On Friday, a California man was sentenced to one year and six months' imprisonment for threatening to murder Ajit Pai, the Federal Chancellor and his family, on the grounds of an uncontested net neutrality of the Supreme Court.
There was a threat in December 2017 when the FCC decided to cancel Net neutrality regulations under Pai's leadership. As the election day approached, a man named Markara Man (33) began sending emails threatening Pai and his family.
The first email blamed the abolition of Internet neutrality and Pai's causing teenagers. He is killed by suicide. The following email was reported to convey the apparent threat to kill Pai and his family, including certain addresses around Arlington, Virginia. At the end, the image of the president and his family was included.
This is where the FBI led a man and his home in Norwalk, California, last June. He was arrested in June.

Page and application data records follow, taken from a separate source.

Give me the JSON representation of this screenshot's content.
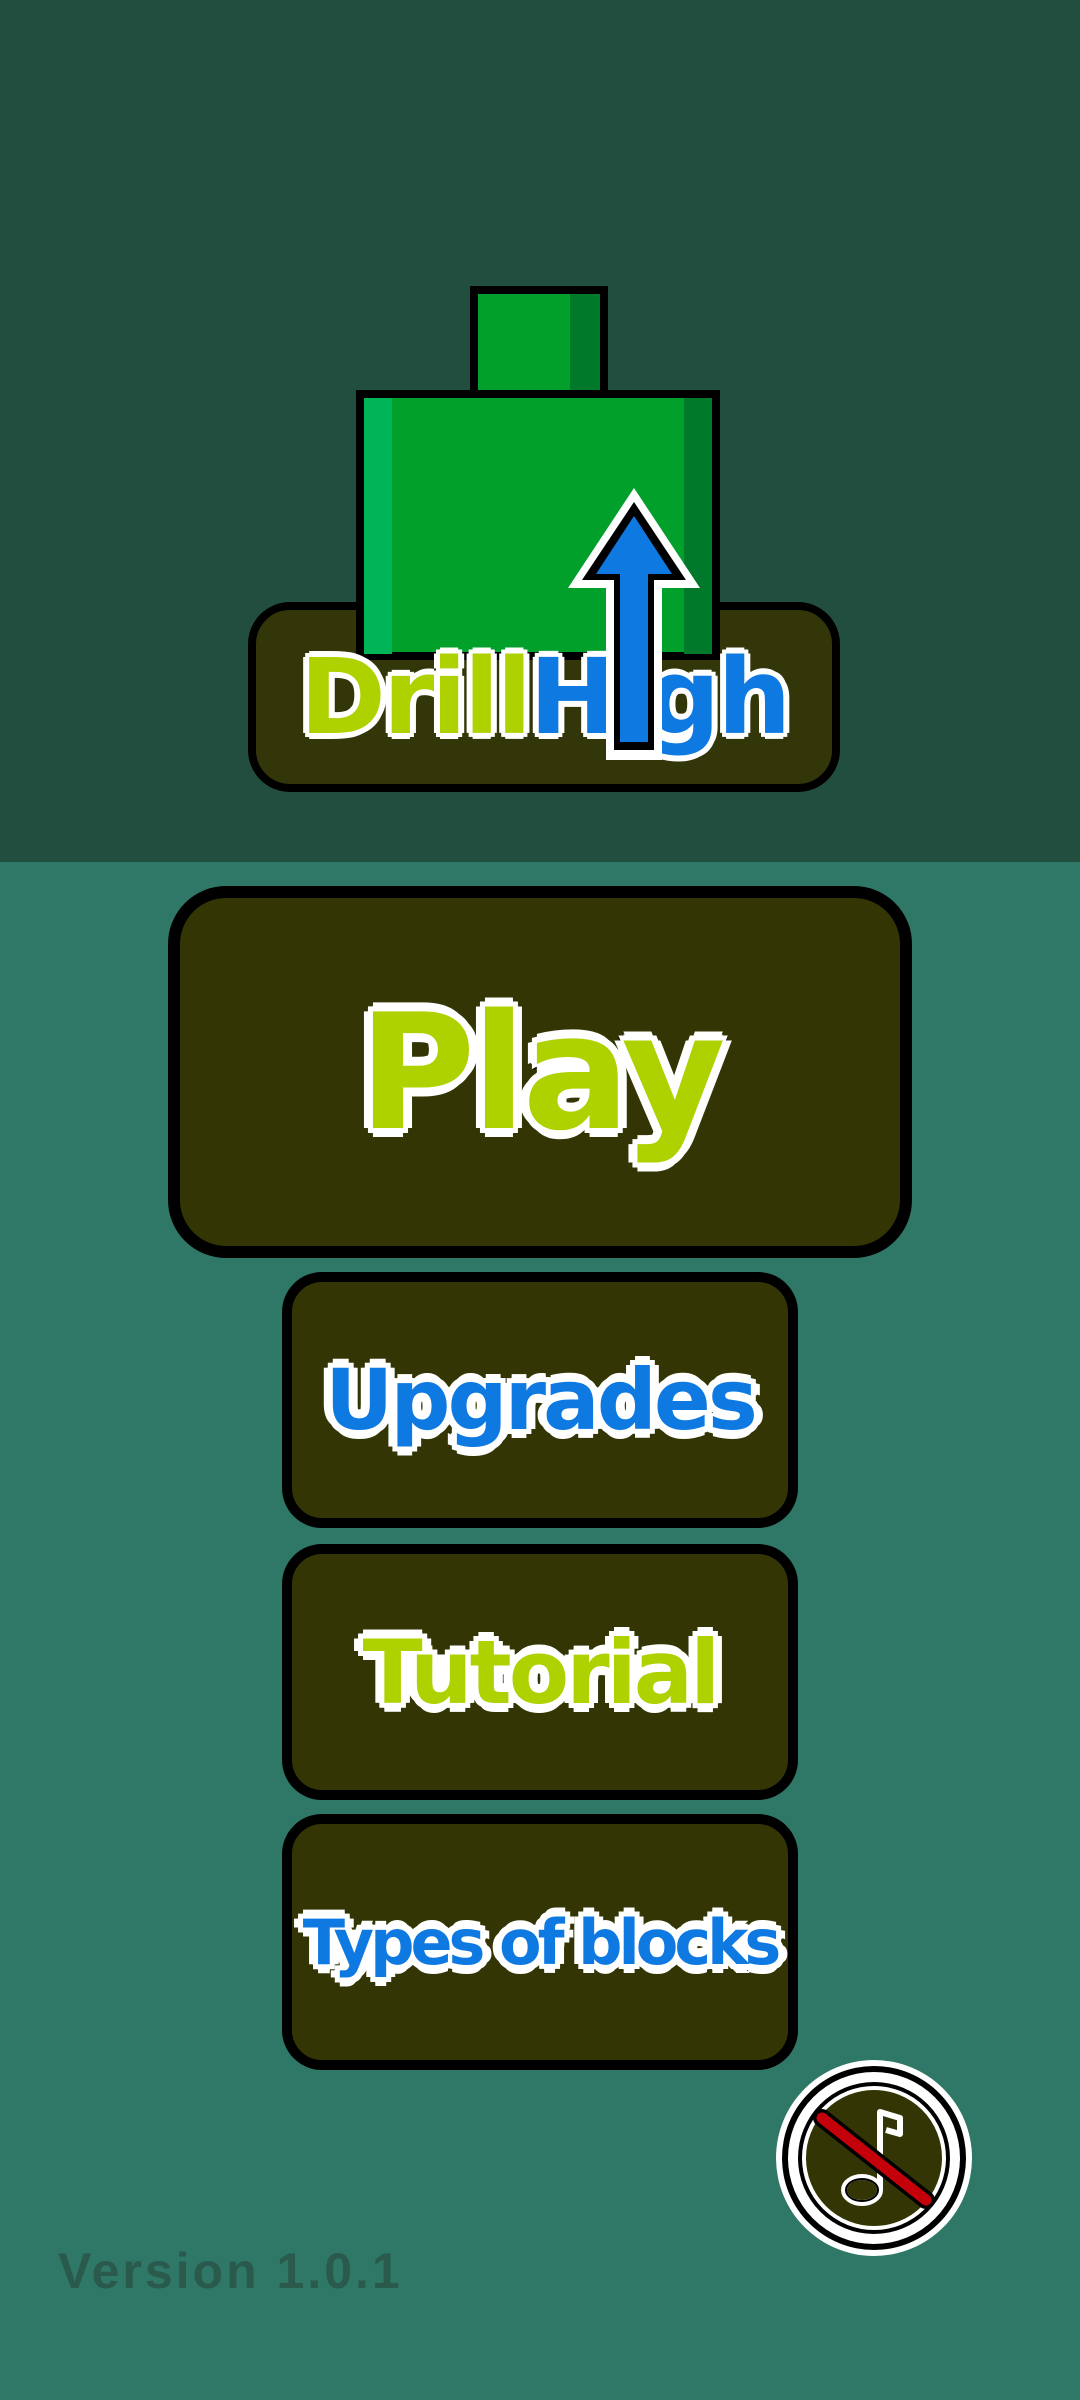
{
  "logo": {
    "word_one": "Drill",
    "word_two": "High",
    "icon": "drill-icon",
    "arrow_icon": "up-arrow-icon"
  },
  "menu": {
    "play_label": "Play",
    "upgrades_label": "Upgrades",
    "tutorial_label": "Tutorial",
    "types_label": "Types of blocks"
  },
  "music": {
    "icon": "music-muted-icon",
    "state": "muted"
  },
  "footer": {
    "version": "Version 1.0.1"
  },
  "colors": {
    "top_background": "#224e40",
    "bottom_background": "#2f7766",
    "button_fill": "#333604",
    "lime": "#aed100",
    "blue": "#0f79e2",
    "drill_green": "#00a02a"
  }
}
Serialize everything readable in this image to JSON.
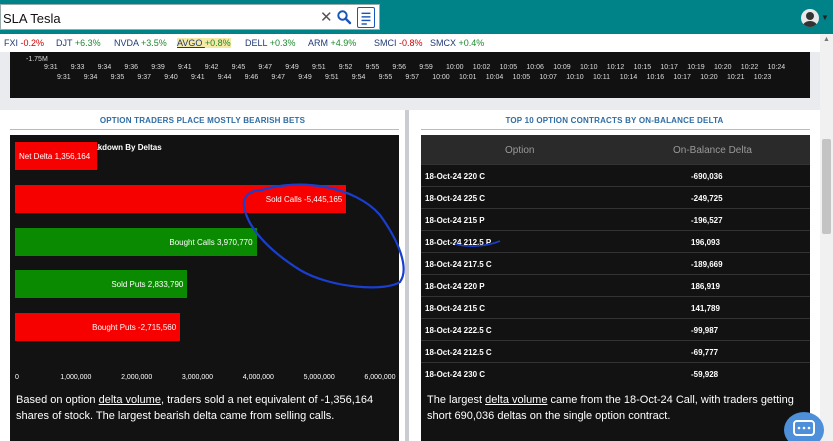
{
  "search": {
    "value": "SLA Tesla"
  },
  "tickers": [
    {
      "sym": "FXI",
      "chg": "-0.2%",
      "dir": "neg"
    },
    {
      "sym": "DJT",
      "chg": "+6.3%",
      "dir": "pos"
    },
    {
      "sym": "NVDA",
      "chg": "+3.5%",
      "dir": "pos"
    },
    {
      "sym": "AVGO",
      "chg": "+0.8%",
      "dir": "pos",
      "hl": true
    },
    {
      "sym": "DELL",
      "chg": "+0.3%",
      "dir": "pos"
    },
    {
      "sym": "ARM",
      "chg": "+4.9%",
      "dir": "pos"
    },
    {
      "sym": "SMCI",
      "chg": "-0.8%",
      "dir": "neg"
    },
    {
      "sym": "SMCX",
      "chg": "+0.4%",
      "dir": "pos"
    }
  ],
  "top_chart": {
    "y_label": "-1.75M",
    "x_row1": [
      "9:31",
      "9:33",
      "9:34",
      "9:36",
      "9:39",
      "9:41",
      "9:42",
      "9:45",
      "9:47",
      "9:49",
      "9:51",
      "9:52",
      "9:55",
      "9:56",
      "9:59",
      "10:00",
      "10:02",
      "10:05",
      "10:06",
      "10:09",
      "10:10",
      "10:12",
      "10:15",
      "10:17",
      "10:19",
      "10:20",
      "10:22",
      "10:24"
    ],
    "x_row2": [
      "9:31",
      "9:34",
      "9:35",
      "9:37",
      "9:40",
      "9:41",
      "9:44",
      "9:46",
      "9:47",
      "9:49",
      "9:51",
      "9:54",
      "9:55",
      "9:57",
      "10:00",
      "10:01",
      "10:04",
      "10:05",
      "10:07",
      "10:10",
      "10:11",
      "10:14",
      "10:16",
      "10:17",
      "10:20",
      "10:21",
      "10:23"
    ]
  },
  "left_panel": {
    "title": "OPTION TRADERS PLACE MOSTLY BEARISH BETS",
    "caption_pre": "Based on option ",
    "caption_link": "delta volume",
    "caption_post": ", traders sold a net equivalent of -1,356,164 shares of stock. The largest bearish delta came from selling calls."
  },
  "chart_data": {
    "type": "bar",
    "orientation": "horizontal",
    "title": "Order Sentiment Breakdown By Deltas",
    "categories": [
      "Net Delta",
      "Sold Calls",
      "Bought Calls",
      "Sold Puts",
      "Bought Puts"
    ],
    "values": [
      1356164,
      -5445165,
      3970770,
      2833790,
      -2715560
    ],
    "bar_labels": [
      "Net Delta 1,356,164",
      "Sold Calls -5,445,165",
      "Bought Calls 3,970,770",
      "Sold Puts 2,833,790",
      "Bought Puts -2,715,560"
    ],
    "colors": [
      "#f70000",
      "#f70000",
      "#0a8a00",
      "#0a8a00",
      "#f70000"
    ],
    "x_ticks": [
      "0",
      "1,000,000",
      "2,000,000",
      "3,000,000",
      "4,000,000",
      "5,000,000",
      "6,000,000"
    ],
    "xlim": [
      0,
      6000000
    ],
    "note": "bar lengths drawn from absolute values"
  },
  "right_panel": {
    "title": "TOP 10 OPTION CONTRACTS BY ON-BALANCE DELTA",
    "col_option": "Option",
    "col_delta": "On-Balance Delta",
    "rows": [
      {
        "option": "18-Oct-24 220 C",
        "delta": "-690,036"
      },
      {
        "option": "18-Oct-24 225 C",
        "delta": "-249,725"
      },
      {
        "option": "18-Oct-24 215 P",
        "delta": "-196,527"
      },
      {
        "option": "18-Oct-24 212.5 P",
        "delta": "196,093"
      },
      {
        "option": "18-Oct-24 217.5 C",
        "delta": "-189,669"
      },
      {
        "option": "18-Oct-24 220 P",
        "delta": "186,919"
      },
      {
        "option": "18-Oct-24 215 C",
        "delta": "141,789"
      },
      {
        "option": "18-Oct-24 222.5 C",
        "delta": "-99,987"
      },
      {
        "option": "18-Oct-24 212.5 C",
        "delta": "-69,777"
      },
      {
        "option": "18-Oct-24 230 C",
        "delta": "-59,928"
      }
    ],
    "caption_pre": "The largest ",
    "caption_link": "delta volume",
    "caption_post": " came from the 18-Oct-24 Call, with traders getting short 690,036 deltas on the single option contract."
  },
  "colors": {
    "topbar": "#008289",
    "accent_title": "#2e6da4",
    "annotation": "#1a3fd0"
  }
}
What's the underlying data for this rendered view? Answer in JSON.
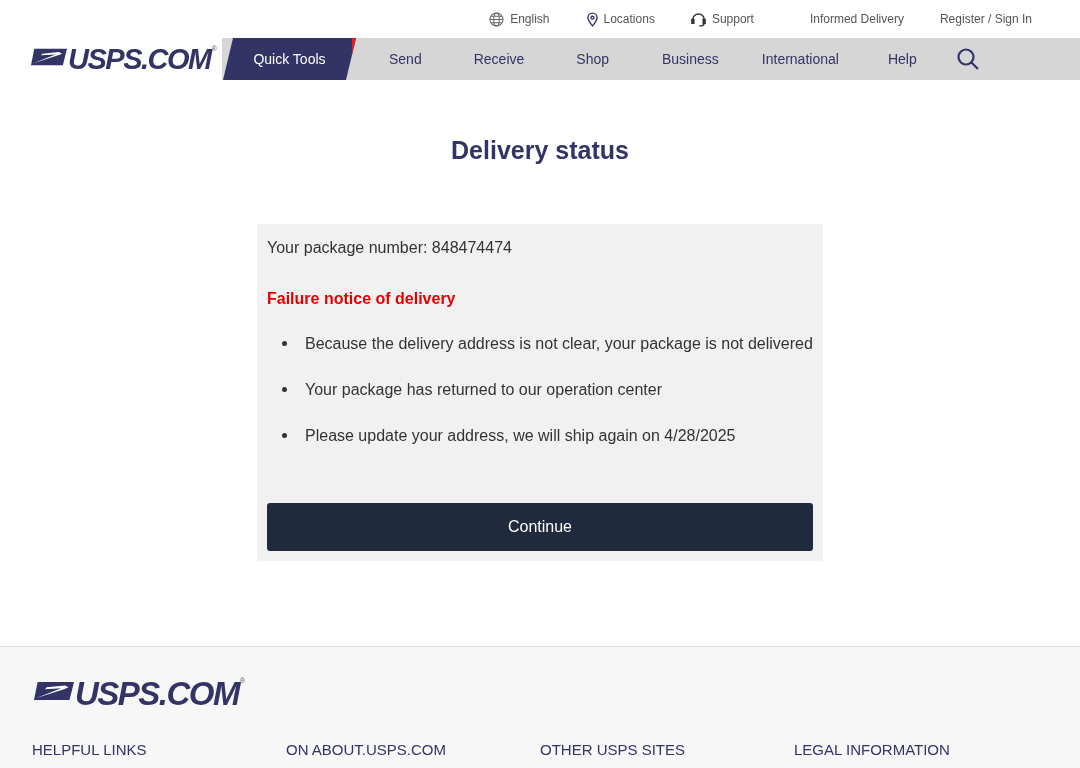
{
  "top_links": [
    {
      "kind": "globe",
      "label": "English"
    },
    {
      "kind": "pin",
      "label": "Locations"
    },
    {
      "kind": "headset",
      "label": "Support"
    },
    {
      "kind": "plain",
      "label": "Informed Delivery"
    },
    {
      "kind": "plain",
      "label": "Register / Sign In"
    }
  ],
  "logo": {
    "text": "USPS.COM",
    "mark": "®"
  },
  "nav": [
    {
      "label": "Quick Tools",
      "selected": true
    },
    {
      "label": "Send",
      "selected": false
    },
    {
      "label": "Receive",
      "selected": false
    },
    {
      "label": "Shop",
      "selected": false
    },
    {
      "label": "Business",
      "selected": false
    },
    {
      "label": "International",
      "selected": false
    },
    {
      "label": "Help",
      "selected": false
    }
  ],
  "title": "Delivery status",
  "card": {
    "package_line": "Your package number: 848474474",
    "notice": "Failure notice of delivery",
    "bullets": [
      "Because the delivery address is not clear, your package is not delivered",
      "Your package has returned to our operation center",
      "Please update your address, we will ship again on 4/28/2025"
    ],
    "button": "Continue"
  },
  "footer": {
    "logo": {
      "text": "USPS.COM",
      "mark": "®"
    },
    "headings": [
      "HELPFUL LINKS",
      "ON ABOUT.USPS.COM",
      "OTHER USPS SITES",
      "LEGAL INFORMATION"
    ]
  }
}
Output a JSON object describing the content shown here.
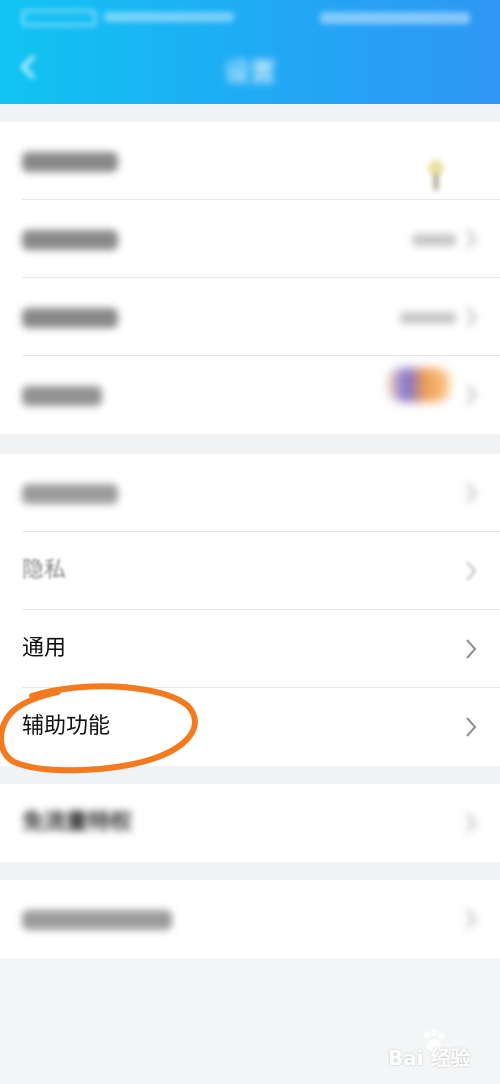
{
  "colors": {
    "header_start": "#10c4f2",
    "header_end": "#2f97f4",
    "annotation": "#f47a1f",
    "page_bg": "#f4f5f7"
  },
  "header": {
    "title": "设置",
    "back_icon": "chevron-left-icon"
  },
  "groups": [
    {
      "rows": [
        {
          "label": "",
          "value": ""
        },
        {
          "label": "",
          "value": ""
        },
        {
          "label": "",
          "value": ""
        },
        {
          "label": "",
          "value": ""
        }
      ]
    },
    {
      "rows": [
        {
          "label": ""
        },
        {
          "label": "隐私"
        },
        {
          "label": "通用"
        },
        {
          "label": "辅助功能"
        }
      ]
    },
    {
      "rows": [
        {
          "label": "免流量特权"
        }
      ]
    },
    {
      "rows": [
        {
          "label": ""
        }
      ]
    }
  ],
  "watermark": {
    "logo": "baidu-jingyan-logo",
    "text": "Bai 经验"
  }
}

The man said he sent an e-mail to the investigator at "[email protected]" to look "tough". The man insisted that the e-mail was merely afraid of the pie, and claimed that he did not actually intend to hurt him or her. family.
After FBI investigators arrived at Mans' house, a court document found that they reset the phone at the factory and erase the evidence. When the investigator learned of the reset, Man lied to them and said they had received a month-old phone call and had not yet installed it.
A US lawyer for Virginia G. Zachary Terwilliger, in a statement, "It is not only unforgivable but criminal to threaten to kill a federal bureaucracy's family because of disagreements over policy."
Since Pai announced that he will reverse Internet neutrality, he has begun to take on the threats. The committee said that the Wall Street Journal and his family were still threatened for six months after the commission's vote, and that 24/7 security was needed as a result, and could not compete in the Consumer Electronics Show (CES) in Las Vegas. Since his hard work in net neutrality, he has attended regularly.